The Warders, by comparison, are considerably different. Like the Whitecloaks, they are well-trained and well-armed, though more warrior than soldier. One-on-one they are more than a match for any Whitecloak or Trolloc. More than that, though, is the difference in attitude. We never see a Whitecloak touch another person without abuse. The Warders frequently touch both their charges and one another. Even hetero Warders like Stepin and (presumably) Lan are straight but not narrow, accepting of one another’s sexuality and feelings. The Tar Valon folk are remarkably comfortable with physical intimacy. The Whitecloaks are stolid, humorless, rigid in their creepy little mustaches and white garb like ivory statues. I don’t recall any of the show’s funerary customs in the books, apart from Moiraine’s “The last embrace of the Mother welcome you home” line. But here the Warders and Aes Sedai dress in white to say goodbye. It is a softer white and less aggressive garb. They’re more open with their emotions than in the books, at least in private. Stepin’s numb grief comes from the snapped bond, which carries all the emotional loss of a lover, parent, or child, as well the absence of physical connection that is to them equivalent to the sudden loss of a limb. His fellow Warders mourn with him. They touch Stepin frequently to remind him of the connections he still shares. They do not try to mollify his grief or brush it aside. They treat him with all the care and empathy of men who understand and fear what he’s going through. It waits for all of them, should they fail in the duty to protect their Aes Sedai. Maksim and Lan openly weep, while the grief on Ivhon’s face is just as palpable. Moiraine, overwhelmed with Lan’s emotions as well as her own, fears Lan’s inevitable fate should she fall. After growing up in a stereotypical rural New England home, where male physical affection was nonexistent by the time I was 6 and any vulnerability or softer emotion was hidden, it all feels very alien but admirable.

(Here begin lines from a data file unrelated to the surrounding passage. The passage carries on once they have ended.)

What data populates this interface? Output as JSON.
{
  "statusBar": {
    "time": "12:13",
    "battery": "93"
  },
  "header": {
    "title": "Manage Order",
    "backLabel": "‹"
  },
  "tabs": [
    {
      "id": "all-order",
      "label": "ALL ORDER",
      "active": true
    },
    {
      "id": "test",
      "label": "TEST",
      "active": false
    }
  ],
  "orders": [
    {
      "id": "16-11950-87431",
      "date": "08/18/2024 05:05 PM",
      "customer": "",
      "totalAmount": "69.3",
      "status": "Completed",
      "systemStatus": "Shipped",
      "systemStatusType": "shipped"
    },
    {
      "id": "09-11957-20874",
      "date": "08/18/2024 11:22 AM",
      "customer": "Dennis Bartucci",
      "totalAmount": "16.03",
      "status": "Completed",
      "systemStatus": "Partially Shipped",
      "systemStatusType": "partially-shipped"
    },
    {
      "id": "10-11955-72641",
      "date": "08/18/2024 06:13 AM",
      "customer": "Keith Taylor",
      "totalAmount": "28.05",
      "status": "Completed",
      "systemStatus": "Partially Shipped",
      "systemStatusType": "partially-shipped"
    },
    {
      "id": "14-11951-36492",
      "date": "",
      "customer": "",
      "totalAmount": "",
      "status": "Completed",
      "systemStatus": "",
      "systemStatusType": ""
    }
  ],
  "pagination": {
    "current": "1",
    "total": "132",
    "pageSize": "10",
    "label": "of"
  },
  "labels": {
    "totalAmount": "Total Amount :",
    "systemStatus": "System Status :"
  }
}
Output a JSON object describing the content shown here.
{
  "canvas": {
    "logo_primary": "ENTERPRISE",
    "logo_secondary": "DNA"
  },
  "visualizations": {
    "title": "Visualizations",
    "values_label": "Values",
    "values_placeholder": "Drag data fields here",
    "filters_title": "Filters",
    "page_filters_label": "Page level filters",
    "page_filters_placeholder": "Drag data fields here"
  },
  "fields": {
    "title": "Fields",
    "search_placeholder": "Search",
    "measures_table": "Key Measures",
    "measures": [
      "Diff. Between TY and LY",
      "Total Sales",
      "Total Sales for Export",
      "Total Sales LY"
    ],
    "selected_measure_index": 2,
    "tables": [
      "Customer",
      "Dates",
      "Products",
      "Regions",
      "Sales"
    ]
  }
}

This was, for me, a powerful episode. I grieved with Lan and Moiraine for their loss. My loathing of the Whitecloaks reached new heights. Often compared to HBO’s hit with a dismissive “Well, it’s no Game of Thrones” attitude, the Wheel of Time incorporates multiple ethnicities without tokenism. It is violent and bloody but refrains from torture porn. And it highlights misogynistic attitudes without graphic rape scenes. The Whitecloaks’ treatment of Egwene said a lot without resorting to sexual violence. In my subjective view, that puts it leagues ahead of its predecessor.
One final note: Are these stones simple boundary markers, or are they Waystones? The way each party comes across them during the episode makes me think the former is true, but I’m dying to know.